>>>>
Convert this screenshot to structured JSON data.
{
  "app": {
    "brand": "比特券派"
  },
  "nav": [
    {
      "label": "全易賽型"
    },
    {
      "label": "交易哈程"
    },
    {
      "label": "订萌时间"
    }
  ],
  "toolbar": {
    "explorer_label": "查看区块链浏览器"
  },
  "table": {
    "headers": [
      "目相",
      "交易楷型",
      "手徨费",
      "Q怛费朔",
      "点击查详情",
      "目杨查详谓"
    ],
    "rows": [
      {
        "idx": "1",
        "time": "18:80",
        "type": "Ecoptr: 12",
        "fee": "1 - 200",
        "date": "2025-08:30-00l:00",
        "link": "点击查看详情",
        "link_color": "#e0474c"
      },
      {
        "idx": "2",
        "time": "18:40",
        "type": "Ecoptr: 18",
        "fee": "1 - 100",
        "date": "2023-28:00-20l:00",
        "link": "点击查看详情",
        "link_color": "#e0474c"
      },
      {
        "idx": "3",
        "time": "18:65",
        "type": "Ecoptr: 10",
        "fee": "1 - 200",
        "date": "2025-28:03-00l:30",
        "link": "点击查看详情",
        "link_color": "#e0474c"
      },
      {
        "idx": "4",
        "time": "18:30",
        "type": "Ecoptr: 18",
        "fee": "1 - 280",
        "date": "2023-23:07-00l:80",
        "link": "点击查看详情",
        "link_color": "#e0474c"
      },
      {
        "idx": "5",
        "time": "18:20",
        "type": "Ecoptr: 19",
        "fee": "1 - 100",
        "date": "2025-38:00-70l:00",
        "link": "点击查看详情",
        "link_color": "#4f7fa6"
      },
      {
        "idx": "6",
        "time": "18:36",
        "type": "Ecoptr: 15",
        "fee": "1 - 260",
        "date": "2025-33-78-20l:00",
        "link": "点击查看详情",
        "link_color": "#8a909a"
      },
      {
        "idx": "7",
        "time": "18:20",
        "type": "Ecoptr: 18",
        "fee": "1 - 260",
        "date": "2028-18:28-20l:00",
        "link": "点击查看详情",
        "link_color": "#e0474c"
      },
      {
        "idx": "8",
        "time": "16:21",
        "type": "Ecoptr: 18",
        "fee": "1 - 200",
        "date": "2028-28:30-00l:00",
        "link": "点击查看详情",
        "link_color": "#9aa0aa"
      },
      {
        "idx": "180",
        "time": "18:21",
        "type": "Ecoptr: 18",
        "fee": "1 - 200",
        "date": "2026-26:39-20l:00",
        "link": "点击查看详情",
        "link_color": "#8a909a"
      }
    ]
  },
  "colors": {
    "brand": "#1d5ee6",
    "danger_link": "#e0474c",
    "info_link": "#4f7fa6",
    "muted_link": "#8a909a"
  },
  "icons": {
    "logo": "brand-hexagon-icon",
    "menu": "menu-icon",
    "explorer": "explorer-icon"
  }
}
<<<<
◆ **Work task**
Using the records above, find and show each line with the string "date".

◆ **The answer**
        "date": "2025-08:30-00l:00",
        "date": "2023-28:00-20l:00",
        "date": "2025-28:03-00l:30",
        "date": "2023-23:07-00l:80",
        "date": "2025-38:00-70l:00",
        "date": "2025-33-78-20l:00",
        "date": "2028-18:28-20l:00",
        "date": "2028-28:30-00l:00",
        "date": "2026-26:39-20l:00",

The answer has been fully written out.